The Russian President, Vladimir Putin, condemned U.S. cruise missile strikes on Syria on Friday, warning the move would further damage already battered U.S.-Russia relations which Moscow had hoped President Donald Trump would revive.
U.S. officials said they had informed Russian forces ahead of the strikes, intended to punish the Syrian government for what they say was a chemical weapons attack on Wednesday, and had avoided hitting Russian personnel.
Satellite imagery suggests the Shayrat air base that was struck in western Syria is home to Russian special forces and military helicopters, part of the Kremlin’s effort to help the Syrian government fight Islamic State and other militant groups.
Russia’s main air base and a naval facility were not hit.
Moscow had been hoping to cooperate with Trump to jointly fight Islamic State in Syria, a move it was banking on to boost U.S.-Russia ties which are at a post-Cold War low.
After the U.S. strikes, that task now looks harder.
“President Putin views the U.S. strikes on Syria as aggression against a sovereign state in violation of the norms of international law and on a made-up up pretext,” said a Kremlin statement.
“This step by Washington will inflict major damage on U.S.-Russia ties.”
Putin, a staunch ally of Syrian President Bashar al-Assad, was holding a meeting of Russia’s Security Council to discuss the strike on Friday afternoon and the Russian Foreign Ministry called for an emergency meeting of the UN Security Council.

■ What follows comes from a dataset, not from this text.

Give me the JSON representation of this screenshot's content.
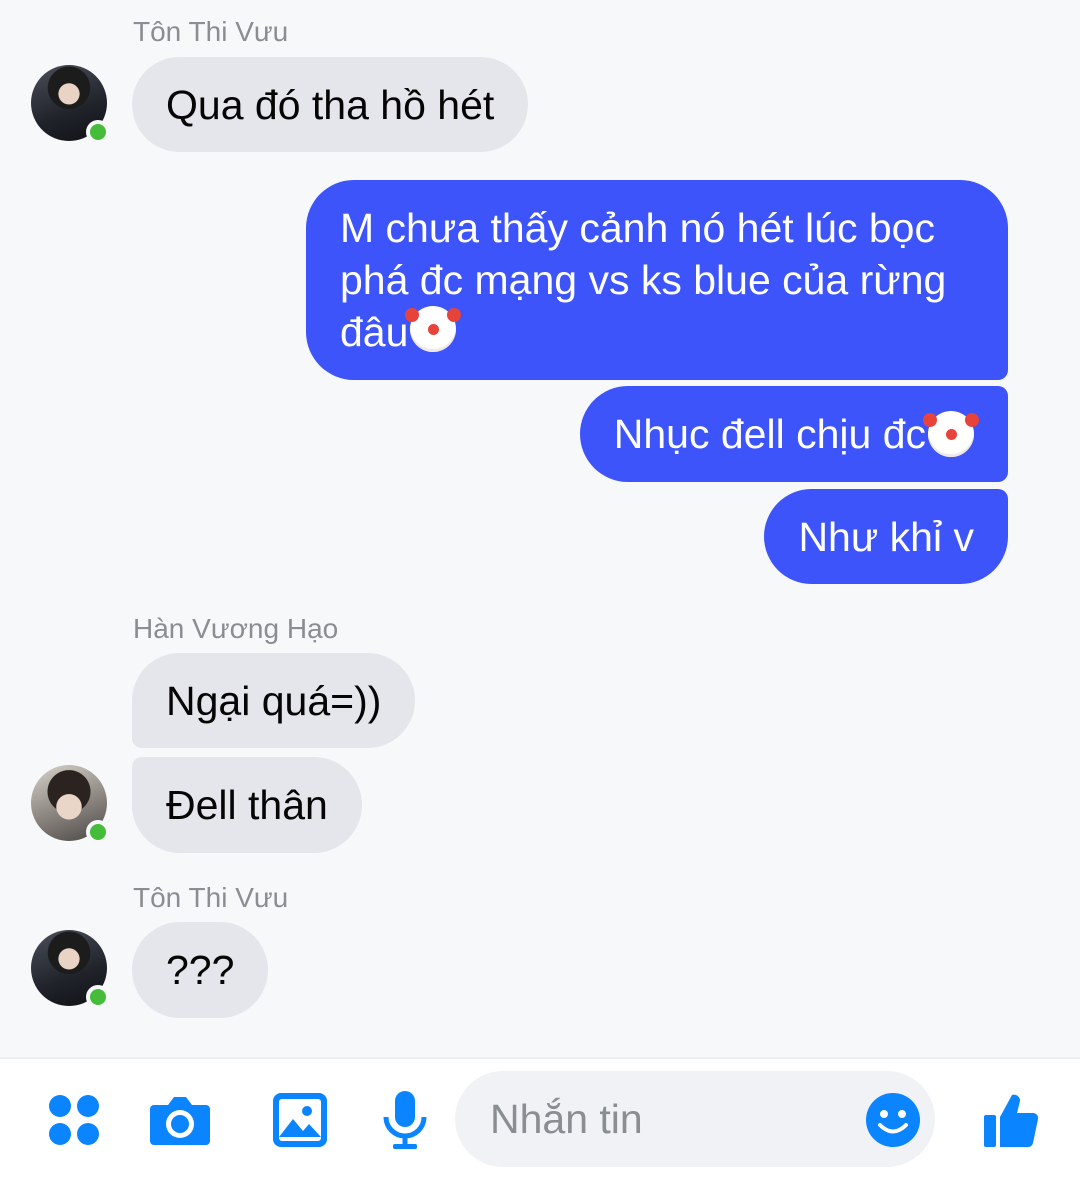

A foreign ministry statement said Moscow was suspending a Syrian air safety agreement with the U. S. originally drawn up to ensure that the two countries’ planes did not collide.
“It’s clear to any specialist that the decision to launch a strike was taken in Washington before the events in Idlib (the province where the gas poisoning took place) which were simply used as a pretext for a show of force,” the ministry said.
The Russian Defence Ministry meanwhile mocked the effectiveness of the U.S. strikes, saying only 23 missiles had found their targets.
It was unclear where another 36 had landed, it said, promising Syrian air defences would now be beefed up.
The Russian Foreign Ministry said in the statement that the deal was designed to prevent possible military incidents between the two great powers, which support opposing sides in the Syrian civil war.
Russia condemns the U.S. “illegitimate actions against the lawful Syrian government,” the Foreign Ministry said, referring to the U.S. bombing carried out in response to the alleged use of chemical weapons by the Syrian state military.
“Russia denies that the Syrian state military used chemical weapons, and maintains that Syrian militants were responsible for a recent chemical weapons incident in the north-western province of Idlib,’’ the Russian Foreign Ministry said.
U.S. President Donald Trump ordered missile strikes against the airfield from which a deadly chemical attack was allegedly launched, declaring he acted in America’s “national security interest” against Syrian President Bashar al-Assad.
The strikes drew sharp criticism from Russia, Mr. Assad’s ally.
U.S. officials said the military fired dozens of cruise missiles against the base in response to the suspected gas attack in a rebel-held area this week, which Washington has blamed on Assad’s forces.
The Syrian government has strongly denied responsibility and says it does not use chemical weapons.
The governor of Homs province said earlier that the airbase was used to support Syrian army operations against Islamic State.
The U.N. Security Council was expected to hold closed-door consultations on Friday about the U.S. strike on Syria following a request by Bolivia, an elected member of the council, a senior Security Council diplomat said.
A Russian frigate armed with Kalibr cruise missiles sailed through the Bosphorus en route to the eastern Mediterranean in the early hours of Friday morning, according to pictures taken by Turkish bloggers for their online Bosphorus Naval News project.
It was unclear if that was related to the U.S. strikes.
Foreign Minister Sergei Lavrov said there were no reports of any Russians being hurt in the attack.
He said he hoped U.S.-Russia ties would not be irreparably hurt as a result.
Rex Tillerson is due to make his first visit to Moscow next week as U.S. secretary of state, an eagerly awaited event in Russia where politicians have been anxious to try to use the change of administration to reboot relations.